- **Assigned task**
Retype each entry verbatim. Do not include the images.

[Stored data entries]
________________________________________

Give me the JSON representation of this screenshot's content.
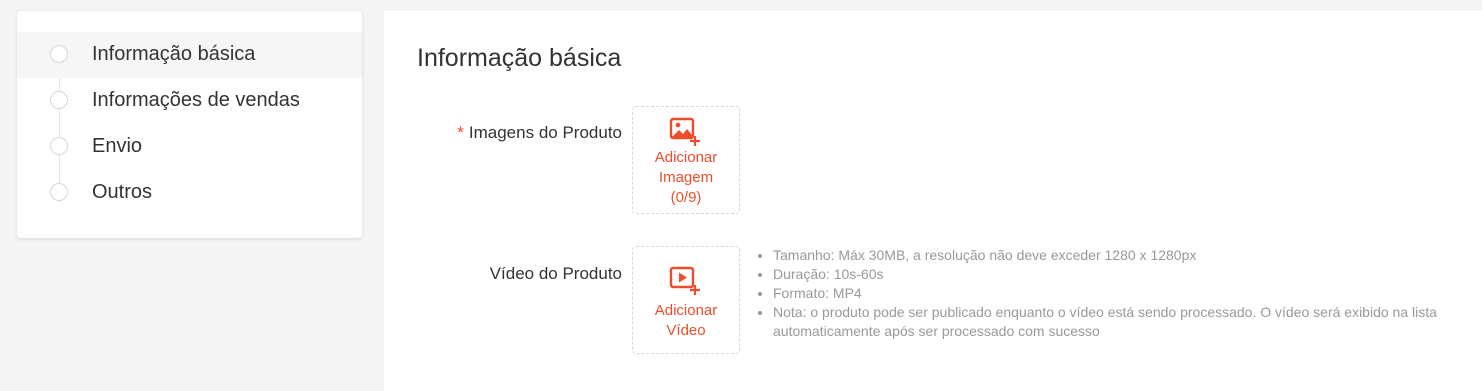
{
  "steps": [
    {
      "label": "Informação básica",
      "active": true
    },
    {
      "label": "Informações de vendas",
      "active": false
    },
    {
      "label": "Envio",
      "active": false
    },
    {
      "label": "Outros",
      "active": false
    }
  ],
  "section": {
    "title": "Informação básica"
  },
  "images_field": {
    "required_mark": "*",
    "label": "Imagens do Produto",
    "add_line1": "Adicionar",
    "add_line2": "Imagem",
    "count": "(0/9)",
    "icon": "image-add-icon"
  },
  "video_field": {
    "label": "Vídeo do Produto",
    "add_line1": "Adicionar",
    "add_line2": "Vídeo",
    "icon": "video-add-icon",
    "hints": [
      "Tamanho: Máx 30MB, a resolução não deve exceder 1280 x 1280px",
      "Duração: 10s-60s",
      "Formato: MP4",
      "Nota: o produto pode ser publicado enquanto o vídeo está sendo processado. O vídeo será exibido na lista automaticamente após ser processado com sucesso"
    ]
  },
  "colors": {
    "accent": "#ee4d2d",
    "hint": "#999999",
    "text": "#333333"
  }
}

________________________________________

- **Reply to the exercise**
Give me the JSON representation of this screenshot's content.
{
  "steps": [
    {
      "label": "Informação básica",
      "active": true
    },
    {
      "label": "Informações de vendas",
      "active": false
    },
    {
      "label": "Envio",
      "active": false
    },
    {
      "label": "Outros",
      "active": false
    }
  ],
  "section": {
    "title": "Informação básica"
  },
  "images_field": {
    "required_mark": "*",
    "label": "Imagens do Produto",
    "add_line1": "Adicionar",
    "add_line2": "Imagem",
    "count": "(0/9)",
    "icon": "image-add-icon"
  },
  "video_field": {
    "label": "Vídeo do Produto",
    "add_line1": "Adicionar",
    "add_line2": "Vídeo",
    "icon": "video-add-icon",
    "hints": [
      "Tamanho: Máx 30MB, a resolução não deve exceder 1280 x 1280px",
      "Duração: 10s-60s",
      "Formato: MP4",
      "Nota: o produto pode ser publicado enquanto o vídeo está sendo processado. O vídeo será exibido na lista automaticamente após ser processado com sucesso"
    ]
  },
  "colors": {
    "accent": "#ee4d2d",
    "hint": "#999999",
    "text": "#333333"
  }
}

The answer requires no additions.